Permanent pacemaker implantation
The implantation of a pacemaker is straightforward. Antibiotics and anticoagulants may be given during the procedure and sedation or general anesthesia will be used to ensure the least discomfort during the procedure. First, Dr. Banker will thread wires, known as leads, to the heart, through veins – the transvenous method. There may be one or two leads connected to the right side of the heart. Alternately, biventricular pacemakers will pace both ventricles and one atrium. The electrodes are placed in the heart muscle. A small incision is made and the pulse generator, or battery, is placed under the skin in the chest or abdomen.
The pacemaker is tested before the incision is closed.

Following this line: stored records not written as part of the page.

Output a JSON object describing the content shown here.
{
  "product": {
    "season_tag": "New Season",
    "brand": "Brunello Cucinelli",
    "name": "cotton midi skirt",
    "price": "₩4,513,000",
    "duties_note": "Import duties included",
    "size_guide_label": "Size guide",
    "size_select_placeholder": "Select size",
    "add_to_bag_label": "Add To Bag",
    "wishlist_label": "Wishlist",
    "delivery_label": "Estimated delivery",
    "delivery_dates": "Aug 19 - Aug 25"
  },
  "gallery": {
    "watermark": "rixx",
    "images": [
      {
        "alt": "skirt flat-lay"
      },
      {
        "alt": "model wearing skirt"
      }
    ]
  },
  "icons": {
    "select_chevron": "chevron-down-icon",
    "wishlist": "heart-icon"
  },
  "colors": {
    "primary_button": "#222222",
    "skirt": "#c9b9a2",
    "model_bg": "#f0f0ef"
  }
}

Wireless or leadless pacemakers, such as the MICRA device made by Medtronic, are entirely contained within the heart and do not require wires to pace the heart. This device is implanted via the use of a catheter and is about the size of a vitamin. Learn more about the Micra pacemaker.
How long will my pacemaker last?
Pacemakers today last longer than ever before and come in ever smaller packages. Most pacemakers will last between seven and 12 years but this will largely be determined by the amount of pacing that the device has to perform.
How do I know if my heart is being paced properly?
You will have periodic follow up appointments with Dr. Banker or your cardiologist to ensure that your pacemaker is functioning properly. Follow up appointments are a great time to ask any questions that you may have about your pacemaker or about your heart health. You may also be subscribed to remote monitoring – third-party monitoring of your pacemaker and notification to our office if anything seems amiss.
What happens if my pacemaker stops working?
Pacemakers are very reliable devices and there are only a few reasons why they would stop working. First, the battery could run out, in which case a new pulse generator would be implanted. We usually get notification of a low battery well in advance and can prepare for the battery swap. The leads of the pacemaker may also detach, requiring a lead extraction. Lead extraction can be performed mechanically or with the use of a laser. Learn more about lead extraction here.
Is my pacemaker compatible with MRIs
Most modern pacemakers are compatible with MRIs and you should have no issue getting the diagnostic testing you may need. However, it is always important to tell your MRI technician and other doctors caring for you that you have a pacemaker implant. You will also receive an implant card to show at airports for metal detector purposes. Of course, use common sense when around appliances that can cause interference. Not putting your cell phone in your shirt or jacket pocket and avoiding standing near microwaves, for example, are both prudent.